And then there’s Option 2 which is to add talent, and screw yourself up for the future. An example is the White Sox. In 2008 they finished 89-74, and were tied for the division lead with the Twins. Whoever won made the playoffs because of the way things worked back then. There were no Wild Cards, and if you didn’t win your division, you didn’t make the playoffs. The White Sox won, and they didn’t go anywhere in the playoffs. In 2009, they finished 79-83, a mediocre season. They still thought that they had something left in the tank, and they did as they finished 88-74 in 2010. They went back to 79-83 in 2011, and that’s when they should’ve realized that they weren’t going to make the playoffs with that roster. They kept letting it go on and in 2012 they finished 85-77, not good enough to make the playoffs. 2013 was a horrible season, and they finished 63-99. They should’ve hit rebuild right then and there, but they didn’t so the average seasons continued with 73-89, 76-86, and 78-84 finishes until they hit rebuild.
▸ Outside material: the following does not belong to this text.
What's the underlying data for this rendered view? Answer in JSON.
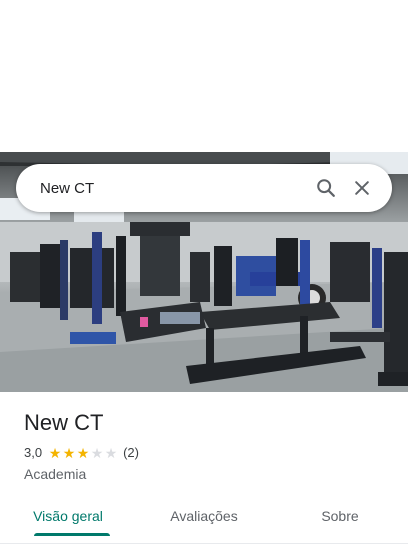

Well they haven’t made the playoffs in 11 years because of the decision not to clean house.
Remember how I said that there were only 2 options, but really only 1? The only real option is to rebuild, and in the Cubs case they will not make the playoffs for a while. They will fall right into the same trap as the White Sox did 11 years ago.
But what other choice do they have? None. They are trapped. Cornered. Backed into a wall. They have nowhere to go but down, and once Theo Epstein makes his decision, it’s all over. There is no turing back from here. Although it may not be pretty, you’d better get used to the Lovable Losers again for 10 years where as it could just be 5. A lack of pitching, poor managing, and some wrong decisions here and there effectively led to the downfall of the Cubs.